Did you use the same strategy as in the example?
I think you may have made a mistake in this part of your work. Can you find your mistake? 
Instructional Implications Provide repeated practice using an area model to determine the quotient of two multidigit numbers. When necessary, review how to use an area or array model to find the product of multidigit numbers. Help the student observe the relationship between using an area model for division and using an area model for multiplication. 
Got It 
Misconception/Error The student provides complete and correct responses to all components of the task. 
Examples of Student Work at this Level The student correctly explains how to use the area model to divide and then determines (using an area model) that 4500 Ă· 36 = 125.

Questions Eliciting Thinking How is this strategy like the standard algorithm?
What does the standard algorithm do differently? 
Instructional Implications Encourage the student to compare the area model toÂ the standard algorithm to examine the relationship between the two processes.
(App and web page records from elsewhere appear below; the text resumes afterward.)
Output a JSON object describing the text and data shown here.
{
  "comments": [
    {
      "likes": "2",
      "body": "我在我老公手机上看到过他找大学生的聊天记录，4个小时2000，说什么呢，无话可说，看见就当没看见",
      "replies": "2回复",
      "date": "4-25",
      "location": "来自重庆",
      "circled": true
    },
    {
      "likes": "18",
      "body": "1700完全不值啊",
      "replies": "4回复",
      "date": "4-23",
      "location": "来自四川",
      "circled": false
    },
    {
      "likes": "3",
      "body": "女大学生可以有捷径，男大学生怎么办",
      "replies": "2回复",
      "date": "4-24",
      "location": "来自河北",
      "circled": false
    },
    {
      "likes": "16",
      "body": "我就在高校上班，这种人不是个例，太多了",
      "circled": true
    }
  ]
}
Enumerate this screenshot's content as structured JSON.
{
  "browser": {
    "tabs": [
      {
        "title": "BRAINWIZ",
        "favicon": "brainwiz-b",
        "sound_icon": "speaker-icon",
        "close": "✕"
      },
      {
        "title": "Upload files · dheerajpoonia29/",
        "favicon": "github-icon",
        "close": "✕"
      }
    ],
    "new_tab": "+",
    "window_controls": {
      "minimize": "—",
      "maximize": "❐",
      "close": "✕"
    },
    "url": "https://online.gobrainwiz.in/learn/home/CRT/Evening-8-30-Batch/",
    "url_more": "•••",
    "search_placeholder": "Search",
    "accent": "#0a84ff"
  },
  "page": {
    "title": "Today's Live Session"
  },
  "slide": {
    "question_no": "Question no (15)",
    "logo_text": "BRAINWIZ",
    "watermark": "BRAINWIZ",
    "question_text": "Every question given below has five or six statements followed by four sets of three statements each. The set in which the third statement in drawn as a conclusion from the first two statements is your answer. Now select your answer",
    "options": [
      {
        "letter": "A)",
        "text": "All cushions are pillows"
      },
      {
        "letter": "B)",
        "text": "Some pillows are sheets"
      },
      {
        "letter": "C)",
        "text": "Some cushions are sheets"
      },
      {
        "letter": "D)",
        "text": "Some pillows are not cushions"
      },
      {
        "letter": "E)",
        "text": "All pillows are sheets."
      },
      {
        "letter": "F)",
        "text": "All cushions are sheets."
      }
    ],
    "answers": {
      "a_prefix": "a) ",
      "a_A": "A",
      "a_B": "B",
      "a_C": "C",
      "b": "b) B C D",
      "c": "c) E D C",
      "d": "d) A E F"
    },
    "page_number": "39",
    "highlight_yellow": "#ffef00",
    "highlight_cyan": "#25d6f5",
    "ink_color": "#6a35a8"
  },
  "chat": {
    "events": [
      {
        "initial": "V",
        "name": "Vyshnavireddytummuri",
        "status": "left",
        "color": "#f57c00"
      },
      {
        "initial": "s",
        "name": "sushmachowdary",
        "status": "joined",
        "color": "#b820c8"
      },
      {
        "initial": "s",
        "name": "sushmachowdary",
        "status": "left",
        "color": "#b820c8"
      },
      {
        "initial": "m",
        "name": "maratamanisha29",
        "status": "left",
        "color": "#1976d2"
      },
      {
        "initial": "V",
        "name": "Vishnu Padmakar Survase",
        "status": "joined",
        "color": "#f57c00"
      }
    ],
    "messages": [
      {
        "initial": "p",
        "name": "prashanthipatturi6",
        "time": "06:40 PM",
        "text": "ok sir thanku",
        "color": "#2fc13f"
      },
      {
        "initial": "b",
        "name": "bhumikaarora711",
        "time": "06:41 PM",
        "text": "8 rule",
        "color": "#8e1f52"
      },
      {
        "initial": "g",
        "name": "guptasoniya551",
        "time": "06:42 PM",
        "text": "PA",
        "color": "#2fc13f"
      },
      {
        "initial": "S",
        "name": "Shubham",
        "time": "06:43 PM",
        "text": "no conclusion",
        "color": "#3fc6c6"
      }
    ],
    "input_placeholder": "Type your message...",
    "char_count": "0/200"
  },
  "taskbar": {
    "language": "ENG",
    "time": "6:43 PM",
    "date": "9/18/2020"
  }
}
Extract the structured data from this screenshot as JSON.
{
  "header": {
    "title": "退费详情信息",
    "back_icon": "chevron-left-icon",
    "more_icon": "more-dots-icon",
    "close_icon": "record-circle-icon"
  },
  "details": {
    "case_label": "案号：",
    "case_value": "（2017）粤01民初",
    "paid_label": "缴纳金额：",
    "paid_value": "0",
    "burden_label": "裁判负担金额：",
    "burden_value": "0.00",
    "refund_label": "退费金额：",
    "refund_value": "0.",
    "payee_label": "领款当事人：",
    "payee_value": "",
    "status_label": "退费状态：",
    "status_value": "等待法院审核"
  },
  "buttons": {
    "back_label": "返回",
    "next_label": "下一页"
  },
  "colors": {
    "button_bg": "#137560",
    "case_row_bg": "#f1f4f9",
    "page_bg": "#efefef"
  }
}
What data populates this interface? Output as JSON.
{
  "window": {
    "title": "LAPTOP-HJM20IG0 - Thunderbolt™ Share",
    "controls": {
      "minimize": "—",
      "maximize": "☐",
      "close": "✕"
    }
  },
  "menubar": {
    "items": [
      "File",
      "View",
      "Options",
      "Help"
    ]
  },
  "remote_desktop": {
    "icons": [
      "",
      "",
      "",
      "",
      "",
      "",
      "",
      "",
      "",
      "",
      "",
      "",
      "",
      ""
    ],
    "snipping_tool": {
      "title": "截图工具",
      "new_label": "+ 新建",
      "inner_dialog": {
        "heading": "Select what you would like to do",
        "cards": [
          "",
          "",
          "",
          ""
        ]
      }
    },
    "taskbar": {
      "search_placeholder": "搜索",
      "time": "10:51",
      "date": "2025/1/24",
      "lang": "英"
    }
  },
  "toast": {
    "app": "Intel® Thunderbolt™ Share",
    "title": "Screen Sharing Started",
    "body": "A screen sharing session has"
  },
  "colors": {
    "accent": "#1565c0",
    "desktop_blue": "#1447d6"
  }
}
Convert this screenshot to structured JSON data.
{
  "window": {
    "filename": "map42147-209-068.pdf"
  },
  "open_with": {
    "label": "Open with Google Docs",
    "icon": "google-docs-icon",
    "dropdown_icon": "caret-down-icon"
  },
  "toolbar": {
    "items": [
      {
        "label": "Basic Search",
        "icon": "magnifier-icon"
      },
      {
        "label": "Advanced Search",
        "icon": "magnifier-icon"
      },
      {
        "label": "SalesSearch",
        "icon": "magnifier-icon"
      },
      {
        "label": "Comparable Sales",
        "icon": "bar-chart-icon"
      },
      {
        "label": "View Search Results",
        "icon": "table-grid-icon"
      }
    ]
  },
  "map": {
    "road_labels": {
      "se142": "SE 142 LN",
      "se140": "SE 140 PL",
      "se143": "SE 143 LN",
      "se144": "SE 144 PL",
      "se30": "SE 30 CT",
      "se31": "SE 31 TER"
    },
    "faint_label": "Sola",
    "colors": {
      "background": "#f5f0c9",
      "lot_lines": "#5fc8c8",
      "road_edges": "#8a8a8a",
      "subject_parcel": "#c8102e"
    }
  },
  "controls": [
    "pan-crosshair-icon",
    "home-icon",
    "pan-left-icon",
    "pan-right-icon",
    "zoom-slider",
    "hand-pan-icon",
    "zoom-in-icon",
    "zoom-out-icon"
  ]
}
Guide the student to use a partial quotients strategy to find the quotient in division problems. An example is shown below.